So, I've resolved certain doubts for myself, though I guess my joy is still a problem for those of you out there who are convinced beyond a reasonable shadow of doubt that I am a terrible sinner. And I guess some Christian ministers will feel obligated to exercise themselves over it, lest I (and other happy homosexuals) offer a bad example to those who can still be saved from lives of false happiness. Some might even feel that their only recourse is to deny that happiness has anything to do with the meaning of life.
Plenty have also felt obligated to judge, and plenty more will, I am sure, as time goes on. In their minds I must be either terribly deceived, or a liar of the first magnitude. My blog is littered with occasional calls to repentance, and I'm happy to leave them there as little historic reminders of the road we're all traveling together.
I know there are far more others out there who, like me, are perplexed. Lots of questions that need answering. Lots of pain unresolved.

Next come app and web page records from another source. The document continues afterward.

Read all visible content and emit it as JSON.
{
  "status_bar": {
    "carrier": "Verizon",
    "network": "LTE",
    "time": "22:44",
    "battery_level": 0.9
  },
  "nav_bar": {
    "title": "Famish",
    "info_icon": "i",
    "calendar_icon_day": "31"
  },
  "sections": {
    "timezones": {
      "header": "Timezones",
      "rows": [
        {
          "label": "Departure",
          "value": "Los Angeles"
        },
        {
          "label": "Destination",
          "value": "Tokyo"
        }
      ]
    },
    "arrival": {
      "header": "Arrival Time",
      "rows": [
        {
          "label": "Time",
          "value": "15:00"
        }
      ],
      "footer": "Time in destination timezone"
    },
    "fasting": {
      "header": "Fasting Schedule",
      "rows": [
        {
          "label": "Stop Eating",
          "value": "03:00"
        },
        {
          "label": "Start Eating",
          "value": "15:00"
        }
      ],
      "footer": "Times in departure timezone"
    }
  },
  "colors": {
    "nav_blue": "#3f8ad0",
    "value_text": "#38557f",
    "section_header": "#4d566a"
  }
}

But somewhere, deep down, there's peace. That's what keeps me going.